I’ll be taking with me the antibiotics to deal with whateveritis I’m infected with. I don’t know yet if those will be IV or oral. (Infectious Diseases says they will be here “later.”)

I’ll be taking pain pills with me too, oh my yes! Three drains, an enormous line of staples, and all the internal healing bits? Drugs are my friend.

So now we’re waiting, on discharge instructions, prescriptions, Infectious Diseases. If they take too exceedingly long, we’ll check out and stay at a motel tonight, as driving home in the rainy night sounds unappealing (no, I’m not driving). But if we can, home tonight!

One thing I’m not taking home with me? The Wursts!

Hospital Math

It looks like my 7-10 day hospital stay will end today. I thing that would be 20 days, but I’m a bit fuzzy on some of them what with the fever and all.

I’m free of staples, but covered in steristrips. (Does steristrip glue smell like fir trees or spruce trees?) I’m taking my festoon of drains home with me, even the best beloved butt drain.

I will wear shoes for the first time in three weeks, and a garment that covers my butt. I will not be woken every two hours by a nurse who needs to record a vital sign, or feed me a pill. (As I’ve become healthier, the nurses have backed off, favoring sleep over exact documentation, but it’s still not restful.)

I’ll get to see Nick, and the boxer, and the velociraptors, the latter three under careful supervision. A boxer to the gut would put me right back in the hospital.

I’m taking with me a cocktail of bacteria (the preliminary culture said “a mixture of species of aerobic and anaerobic bacteria,” which covers all the bases at least).

Interlude: Attending strides in, followed by a pair of residents. “Are you ready to go home?” I reply in the affirmative. “Have you been eating?” I reply in the affirmative. “Well then let’s get you out of here.” Exeunt doctors.

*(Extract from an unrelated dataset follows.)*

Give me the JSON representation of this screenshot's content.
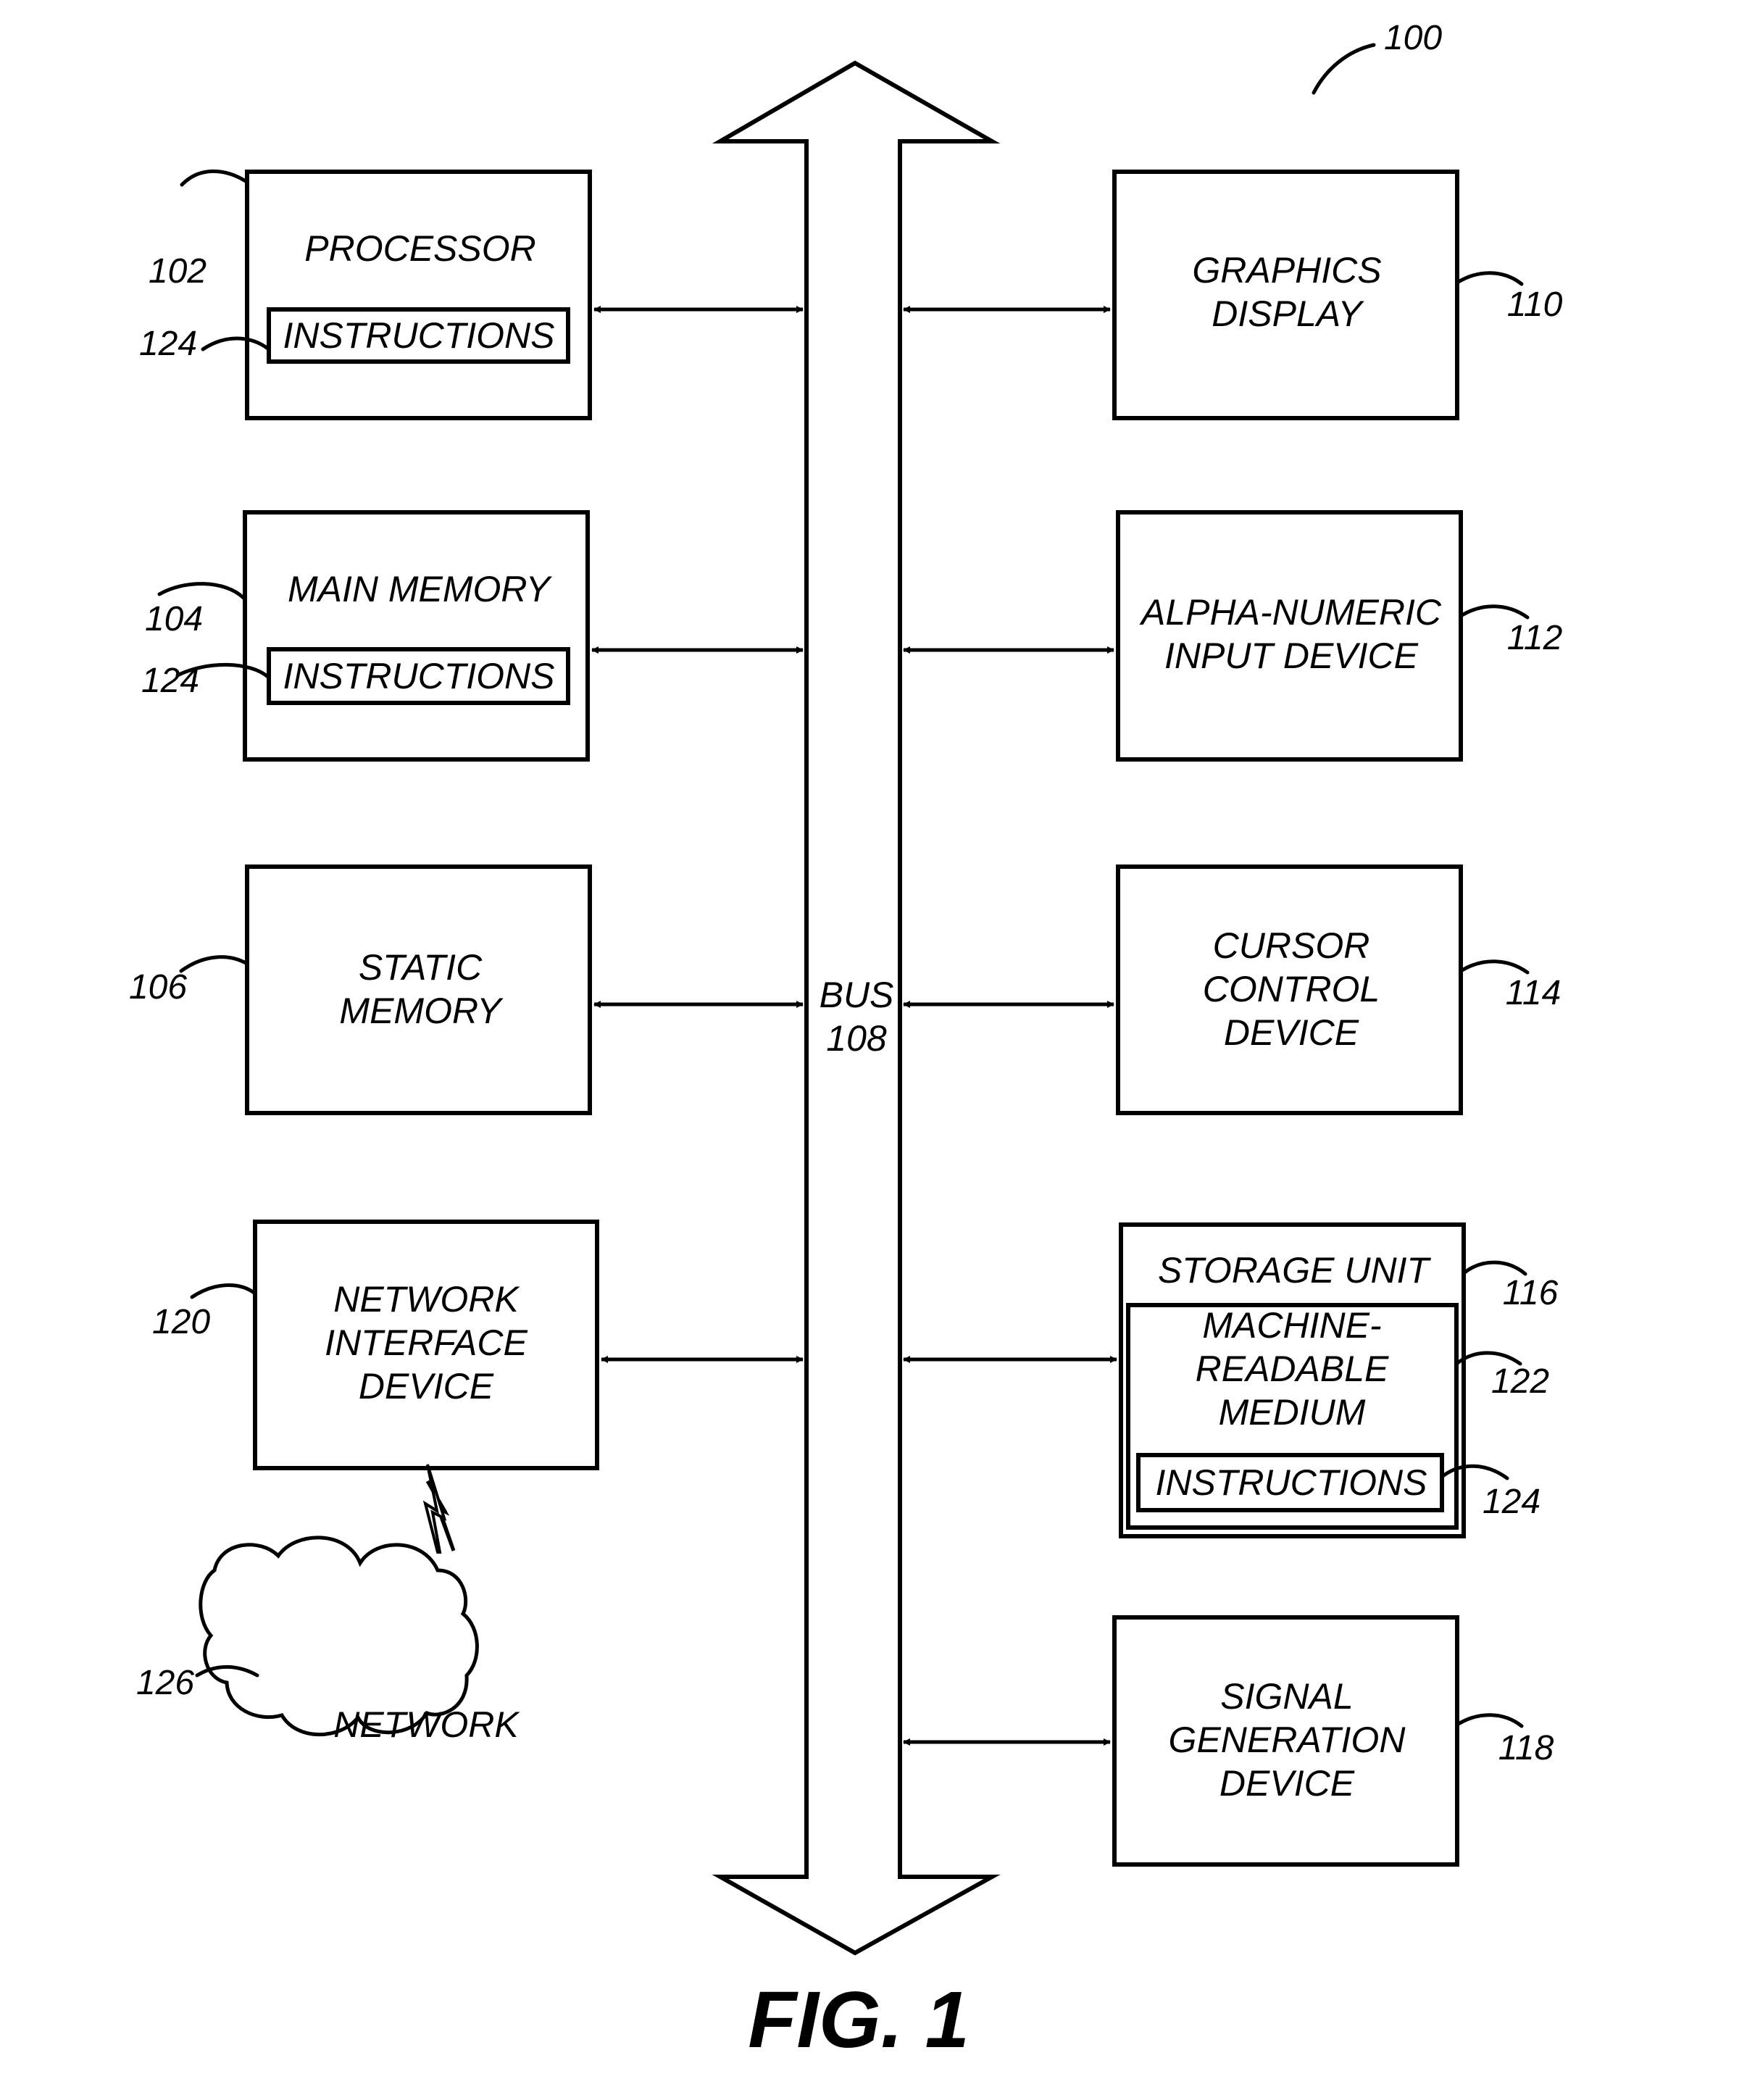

I’ll be taking with me the antibiotics to deal with whateveritis I’m infected with. I don’t know yet if those will be IV or oral. (Infectious Diseases says they will be here “later.”)

I’ll be taking pain pills with me too, oh my yes! Three drains, an enormous line of staples, and all the internal healing bits? Drugs are my friend.

So now we’re waiting, on discharge instructions, prescriptions, Infectious Diseases. If they take too exceedingly long, we’ll check out and stay at a motel tonight, as driving home in the rainy night sounds unappealing (no, I’m not driving). But if we can, home tonight!

One thing I’m not taking home with me? The Wursts!

Rumors!

So, NOTHING DEFINITE, but, from the iPad of the Sarah:

“Rumors of possibilities of hints that perhaps it might not be impossible to go home today, or perhaps tomorrow, unless the tantalizing bits and bobs really refer to something else altogether.”

 

 

Best-Laid Plans

The surgery went great, they got all the cancer out of me, the incision is pretty well healed, and I’ve even gotten half the staples pulled.

And yet, I’m still in the hospital, festooned with drains and on the kind of floor where they check on you every two hours all night.

First there was the vomiting and the N-G tube. Then there was the utterly miserable experience of having a drain installed by people who didn’t do the drugs correctly. Then there was the other drain, put in by a team who didn’t do so badly with the drugs (though nowhere near what I wanted), but absolutely had to put the drain in thru my right butt cheek, thereby eliminating any possible comfortable position. And that’s completely skipping over the potassium wars, the pain med debates, and so many other fun things.

I have some sort of as-yet-identified infection. It’s small: my white blood cell counts are normal, etc, but I’m running a fever. Me and my cancer-free self will be going home as soon as they finish culturing the sample so they can be certain of having the best antibiotic for the job, and when I no longer have a fever.

My role in this is to sleep a lot, walk around regularly (and I finally have permission to go to the bathroom by myself!), and eat a lot, by which I mean nasty grape protein supplements, nasty vanilla general supplements, and meals that vaguely resemble food (I’ve been eating a lot of mashed potatoes).

I’m incredibly tired of being here. Incredibly. But if i leave too early and end up back here, that would just be so much worse.

And hey, no known cancer. I’ll deal with the rest of it.